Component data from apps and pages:
◆ ◆ ◆ ◆ ◆

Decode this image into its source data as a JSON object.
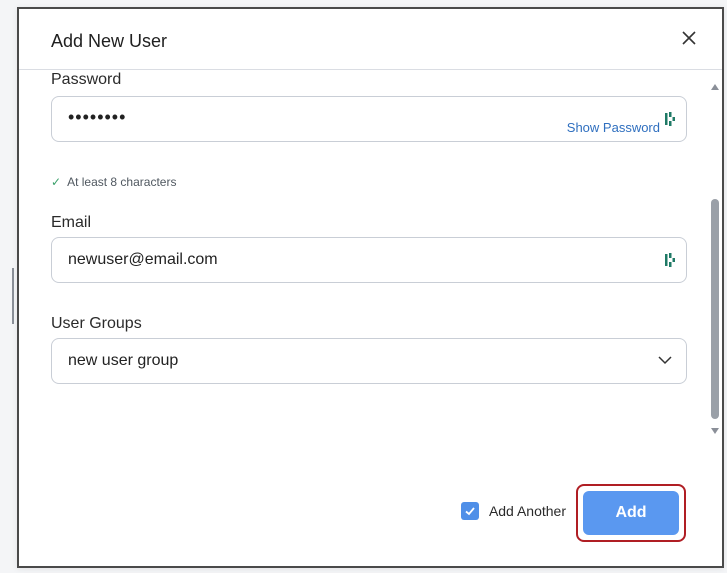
{
  "dialog": {
    "title": "Add New User"
  },
  "password": {
    "label": "Password",
    "value": "••••••••",
    "show_label": "Show Password",
    "hint": "At least 8 characters"
  },
  "email": {
    "label": "Email",
    "value": "newuser@email.com"
  },
  "groups": {
    "label": "User Groups",
    "selected": "new user group"
  },
  "footer": {
    "add_another_label": "Add Another",
    "add_another_checked": true,
    "add_label": "Add"
  },
  "colors": {
    "accent": "#5a98f0",
    "link": "#2f6fbf",
    "highlight_border": "#b01e24",
    "check": "#3aa06a"
  },
  "icons": [
    "close-icon",
    "password-manager-icon",
    "chevron-down-icon",
    "check-icon"
  ]
}
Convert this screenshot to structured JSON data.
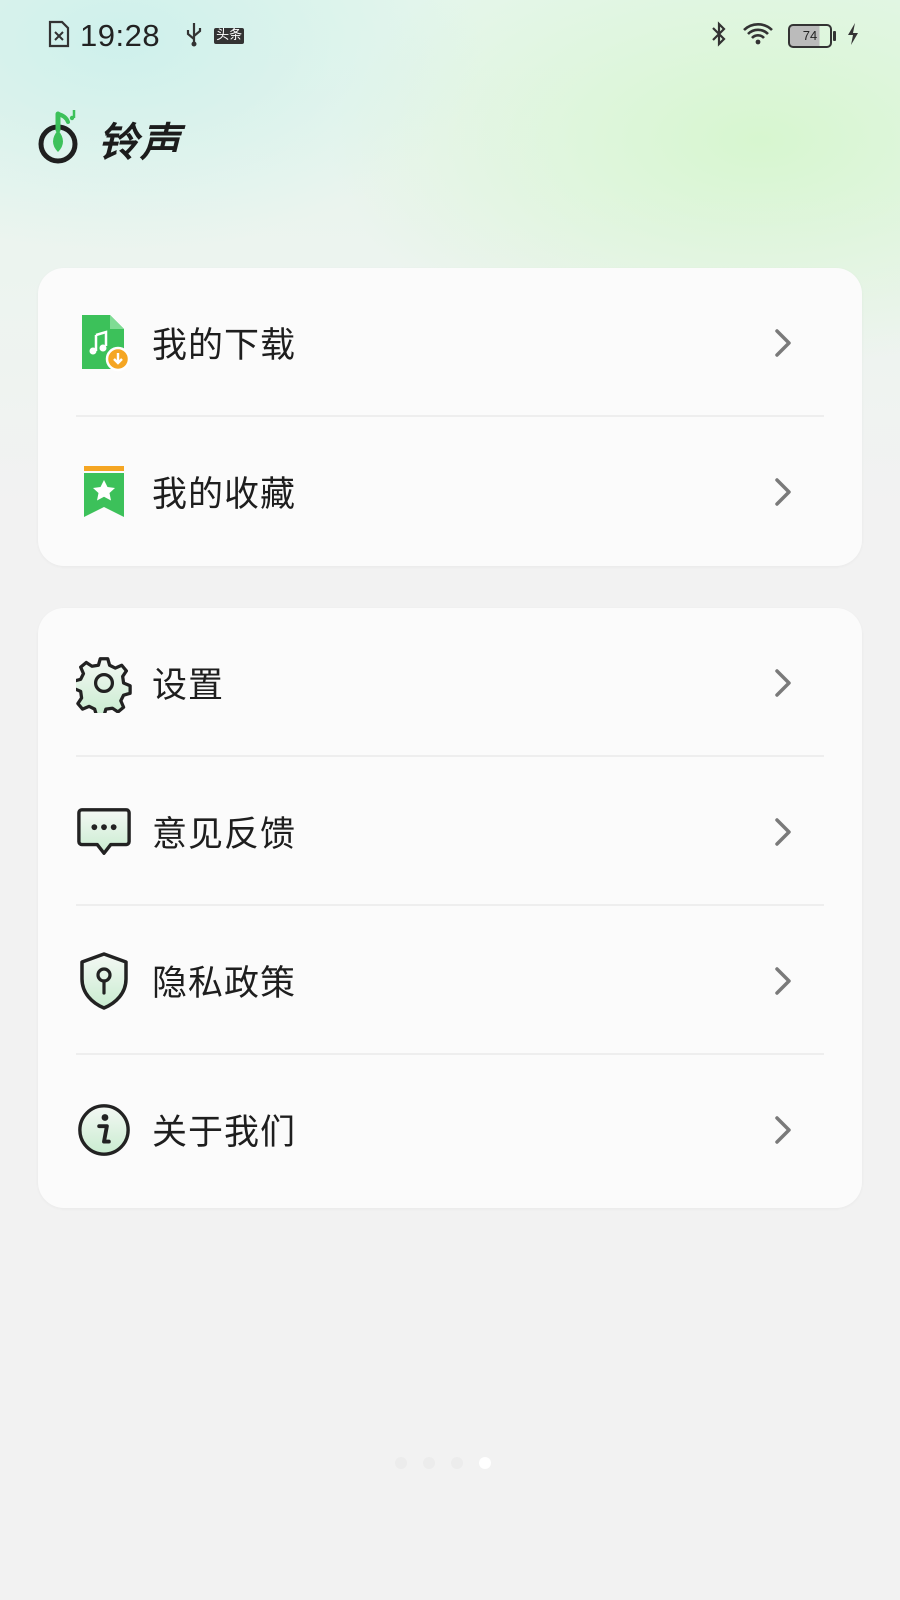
{
  "status_bar": {
    "time": "19:28",
    "notification_label": "头条",
    "battery_level": "74"
  },
  "app": {
    "title": "铃声",
    "accent": "#3cc15a"
  },
  "menu_groups": [
    {
      "items": [
        {
          "label": "我的下载",
          "icon": "download-file-icon"
        },
        {
          "label": "我的收藏",
          "icon": "bookmark-star-icon"
        }
      ]
    },
    {
      "items": [
        {
          "label": "设置",
          "icon": "gear-icon"
        },
        {
          "label": "意见反馈",
          "icon": "chat-bubble-icon"
        },
        {
          "label": "隐私政策",
          "icon": "shield-lock-icon"
        },
        {
          "label": "关于我们",
          "icon": "info-icon"
        }
      ]
    }
  ],
  "pager": {
    "count": 4,
    "active_index": 3
  }
}
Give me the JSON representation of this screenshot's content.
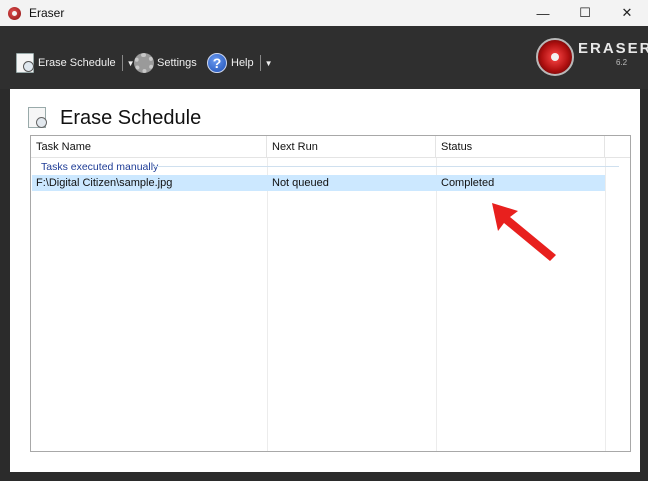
{
  "window": {
    "title": "Eraser",
    "controls": {
      "minimize": "—",
      "maximize": "☐",
      "close": "✕"
    }
  },
  "toolbar": {
    "erase_schedule": "Erase Schedule",
    "settings": "Settings",
    "help": "Help",
    "help_glyph": "?",
    "caret": "▼"
  },
  "logo": {
    "text": "ERASER",
    "version": "6.2"
  },
  "page": {
    "title": "Erase Schedule"
  },
  "table": {
    "columns": [
      "Task Name",
      "Next Run",
      "Status"
    ],
    "group_label": "Tasks executed manually",
    "rows": [
      {
        "task_name": "F:\\Digital Citizen\\sample.jpg",
        "next_run": "Not queued",
        "status": "Completed"
      }
    ]
  },
  "colors": {
    "toolbar_bg": "#2f2f2f",
    "selection": "#cce8ff",
    "arrow": "#e8201e",
    "group_text": "#1e3c96"
  }
}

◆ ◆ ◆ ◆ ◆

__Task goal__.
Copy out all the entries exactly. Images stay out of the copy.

__Finished task__.
Decode this image into its source data as a JSON object.
{
  "dialog": {
    "title": "Add New User"
  },
  "password": {
    "label": "Password",
    "value": "••••••••",
    "show_label": "Show Password",
    "hint": "At least 8 characters"
  },
  "email": {
    "label": "Email",
    "value": "newuser@email.com"
  },
  "groups": {
    "label": "User Groups",
    "selected": "new user group"
  },
  "footer": {
    "add_another_label": "Add Another",
    "add_another_checked": true,
    "add_label": "Add"
  },
  "colors": {
    "accent": "#5a98f0",
    "link": "#2f6fbf",
    "highlight_border": "#b01e24",
    "check": "#3aa06a"
  },
  "icons": [
    "close-icon",
    "password-manager-icon",
    "chevron-down-icon",
    "check-icon"
  ]
}
Convert this screenshot to structured JSON data.
{
  "status_bar": {
    "time": "19:28",
    "notification_label": "头条",
    "battery_level": "74"
  },
  "app": {
    "title": "铃声",
    "accent": "#3cc15a"
  },
  "menu_groups": [
    {
      "items": [
        {
          "label": "我的下载",
          "icon": "download-file-icon"
        },
        {
          "label": "我的收藏",
          "icon": "bookmark-star-icon"
        }
      ]
    },
    {
      "items": [
        {
          "label": "设置",
          "icon": "gear-icon"
        },
        {
          "label": "意见反馈",
          "icon": "chat-bubble-icon"
        },
        {
          "label": "隐私政策",
          "icon": "shield-lock-icon"
        },
        {
          "label": "关于我们",
          "icon": "info-icon"
        }
      ]
    }
  ],
  "pager": {
    "count": 4,
    "active_index": 3
  }
}
Give me the JSON representation of this screenshot's content.
{
  "window": {
    "title": "Eraser",
    "controls": {
      "minimize": "—",
      "maximize": "☐",
      "close": "✕"
    }
  },
  "toolbar": {
    "erase_schedule": "Erase Schedule",
    "settings": "Settings",
    "help": "Help",
    "help_glyph": "?",
    "caret": "▼"
  },
  "logo": {
    "text": "ERASER",
    "version": "6.2"
  },
  "page": {
    "title": "Erase Schedule"
  },
  "table": {
    "columns": [
      "Task Name",
      "Next Run",
      "Status"
    ],
    "group_label": "Tasks executed manually",
    "rows": [
      {
        "task_name": "F:\\Digital Citizen\\sample.jpg",
        "next_run": "Not queued",
        "status": "Completed"
      }
    ]
  },
  "colors": {
    "toolbar_bg": "#2f2f2f",
    "selection": "#cce8ff",
    "arrow": "#e8201e",
    "group_text": "#1e3c96"
  }
}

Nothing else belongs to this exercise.